There are things we can all do to protect ourselves and the people around us from getting or spreading COVID-19.
Why – Staying home keeps illness from spreading to others. Rest also helps you get better.
How – Cancel your plans and stay home from work. Let your friends, family or neighbors know you are not feeling well. Ask if they are willing to drop off food, prescription or other things you need while you recover.
When – Do this any time you have symptoms of COVID-19 or other illnesses.
Why – Washing your hands or using hand sanitizer rinses off or kills any germs you may have on them. This lowers your risk of getting infected with a virus if you touch your face, nose or eyes. If you are sick (even if you don’t know yet), washing your hands lowers the risk of spreading your germs to others when touching shared surfaces, such as doorknobs.
How – Wash with soap and water for at least 20 seconds. If soap and water are not available, use an alcohol-based hand sanitizer with at least 60% alcohol.
When – Any time, but it is especially important after going to the bathroom, before eating, and after blowing your nose, coughing, or sneezing. Also wash your hands any times they are visibly dirty.
TIP Keep hand sanitizer in your car, bag or attach a travel-sized, clip-on sanitizer to your key chain so you always have it with you.
Why – Vermont continues to see the spread of COVID-19. We must all do our part to slow the spread, ensure hospitals are not overwhelmed, help schools continue to offer in-person instruction, and keep as many Vermonters working as possible. As of November 14, 2020, you are not allowed to gather with people you don’t live with. Read the Governor's Executive Order. Read more about gatherings.
Close contact means being within six feet for a total of 15 minutes or more over a 24-hour period. Limiting the number of people you are in close contact with lowers your risk of being exposed to and spreading COVID-19.
How – At this time, your social circle should only include people you live with. People who live alone may gather with people who live in one other household.

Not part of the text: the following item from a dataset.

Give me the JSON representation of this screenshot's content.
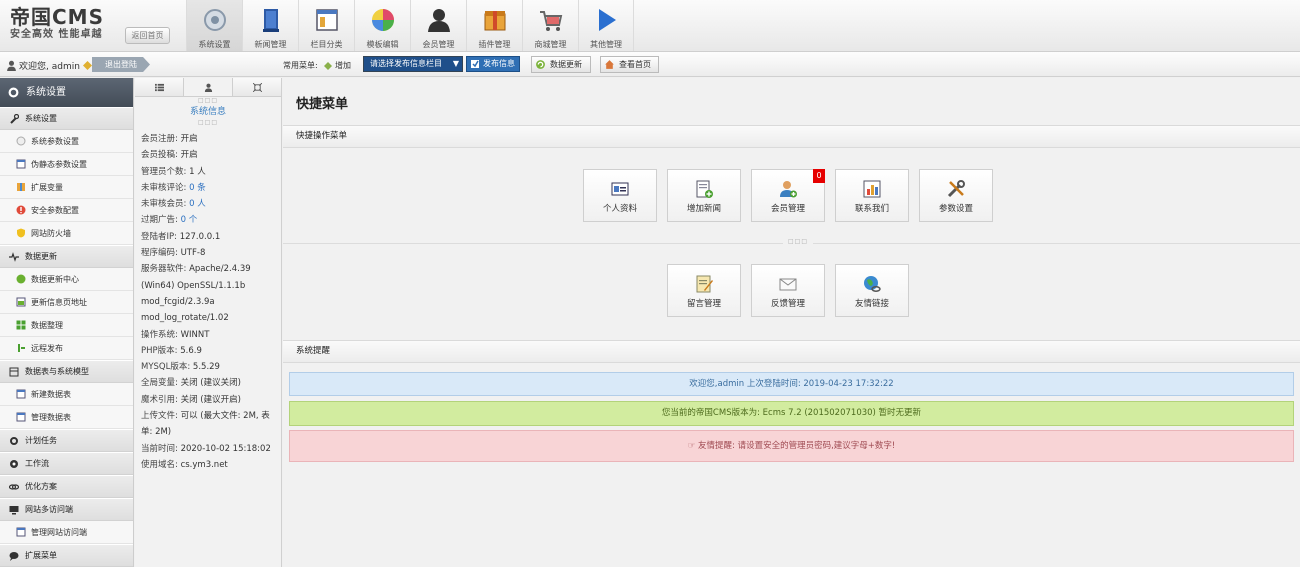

Have an open and honest conversation with people you live with about what you are doing to stay healthy day-to-day, such as wearing a mask, staying physically distant and avoiding crowds when out of the house. Share your reasons for why it's important to you.
When – Until we are able to get our COVID-19 cases back down and Governor Scott's Executive Order limiting gatherings to only household members can be lifted. When small gatherings are possible again, continue to keep your social circle small until COVID-19 is no longer a threat to public health.

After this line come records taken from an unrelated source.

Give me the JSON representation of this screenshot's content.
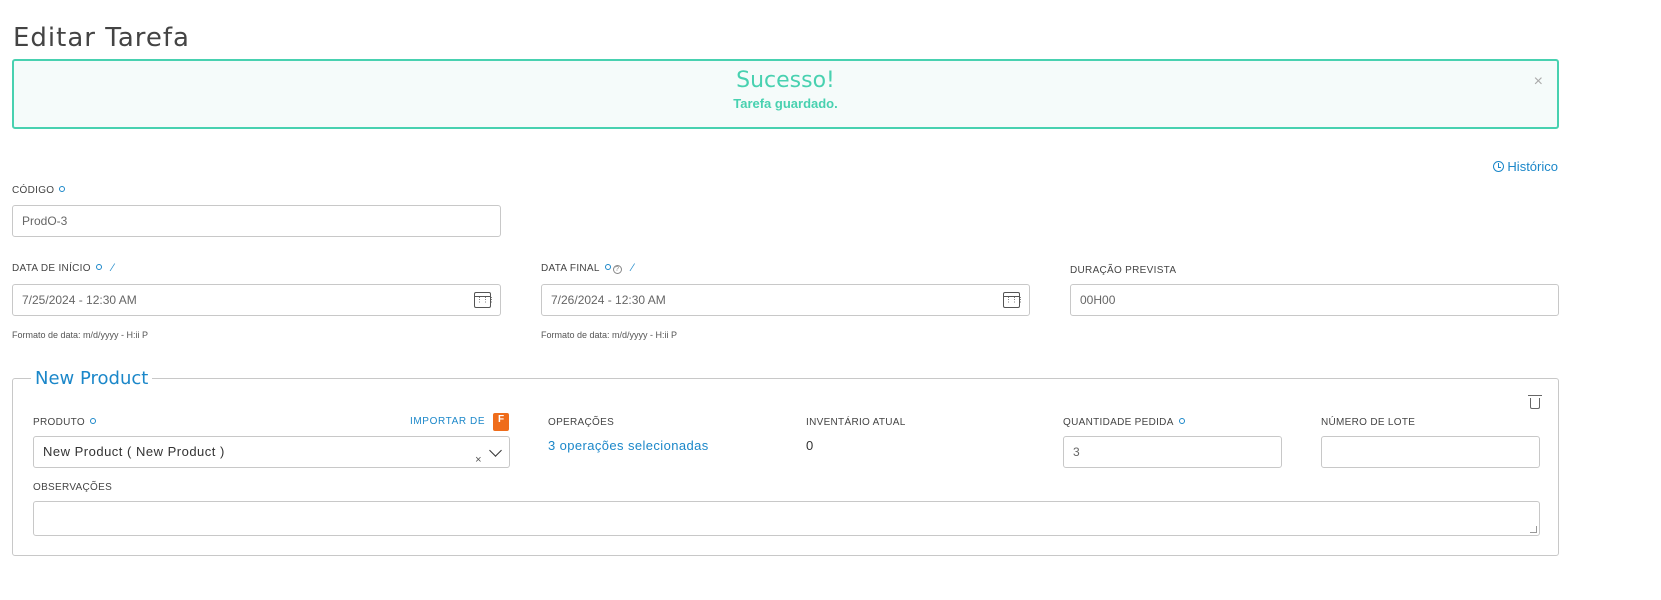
{
  "page": {
    "title": "Editar Tarefa"
  },
  "alert": {
    "title": "Sucesso!",
    "message": "Tarefa guardado.",
    "close_symbol": "×"
  },
  "history": {
    "label": "Histórico",
    "icon": "clock-icon"
  },
  "form": {
    "codigo": {
      "label": "CÓDIGO",
      "value": "ProdO-3"
    },
    "data_inicio": {
      "label": "DATA DE INÍCIO",
      "value": "7/25/2024 - 12:30 AM",
      "hint": "Formato de data: m/d/yyyy - H:ii P"
    },
    "data_final": {
      "label": "DATA FINAL",
      "value": "7/26/2024 - 12:30 AM",
      "hint": "Formato de data: m/d/yyyy - H:ii P"
    },
    "duracao": {
      "label": "DURAÇÃO PREVISTA",
      "value": "00H00"
    }
  },
  "product_section": {
    "legend": "New Product",
    "produto": {
      "label": "PRODUTO",
      "import_label": "IMPORTAR DE",
      "import_badge": "F",
      "selected": "New Product ( New Product )",
      "clear_symbol": "×"
    },
    "operacoes": {
      "label": "OPERAÇÕES",
      "value": "3 operações selecionadas"
    },
    "inventario": {
      "label": "INVENTÁRIO ATUAL",
      "value": "0"
    },
    "quantidade": {
      "label": "QUANTIDADE PEDIDA",
      "value": "3"
    },
    "lote": {
      "label": "NÚMERO DE LOTE",
      "value": ""
    },
    "observacoes": {
      "label": "OBSERVAÇÕES",
      "value": ""
    }
  },
  "colors": {
    "accent": "#1b87c9",
    "success": "#48d1b0",
    "import_badge": "#ef6c1a"
  }
}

NEW Exception – People who are fully vaccinated (it has been 14 days since the final vaccine dose) may gather, in homes, with other people who are vaccinated. Gatherings of vaccinated people may also include one household that is not vaccinated.
TIP While we work hard to contain the spread of COVID-19, stay socially connected with friends, family and loved ones by phone or video chat.
Why – COVID-19 is mainly spread through respiratory droplets of a person infected with the virus. These droplets can land about 6 feet (2 meters) away. Keeping a physical distance of at least 6 feet (2 meters) lowers the risk of these droplets reaching you and others when a person with COVID-19 coughs, sneezes or talks. It is possible for a person who is infected with COVID-19 to not know they are infected and spread the virus. It can take as many as 14 days to have symptoms and some people never develop symptoms at all.
How – Choose open areas where there is room to spread out. This is typically easier if there are fewer people and you are outdoors. Learn how to do this if you live in shared housing.
When – Any time you are with people you don’t live with or who are outside of your trusted and small social circle. Even when other people around you are wearing masks, it is important to keep a distance as much as possible.
TIP Add visual and physical clues to remind yourself to keep 6 feet (2 meters) apart. For example, arrange seating to be farther apart, or use a garden hose to divide your backyard (this works great for kids, too!).
Why – A mask helps contain your respiratory droplets and can keep them from reaching other people. COVID-19 can spread before a person has any symptoms. Wearing a mask helps protect you and the people around you from getting or spreading COVID-19. For more protection, you can wear two masks.
How – Bring a mask with you when you leave home. The State of Vermont is offering a limited number of free cloth face masks to the public. Find out if free cloth face masks are available in your area.
When – In Vermont you are required to wear a face mask or covering in public spaces. This includes both indoor and outdoor public spaces and group living settings (for example, long-term care facilities, nursing homes, apartment and condo complexes) and other places where it is not possible to stay at least 6 feet away from people you don't live with.
Examples of when a face mask is required:
- Any time you are around people you don't live with
- Trips to any store, pharmacy, doctor, or hospital
- At a gathering in the park with friends and family who do not live in your household
- At any indoor or outdoor public event, such as a rally, protest, farmer’s market, or campaign event
- Riding the bus, taxi, or ride share
- Walking on a busy and crowded street
- Before and after a yoga or exercise class
The CDC requires people to wear masks when using public transportation.
TIP Store your face masks with your keys, phone or wallet so it's easier to remember, keep an extra in your coat pocket, bag or car just in case.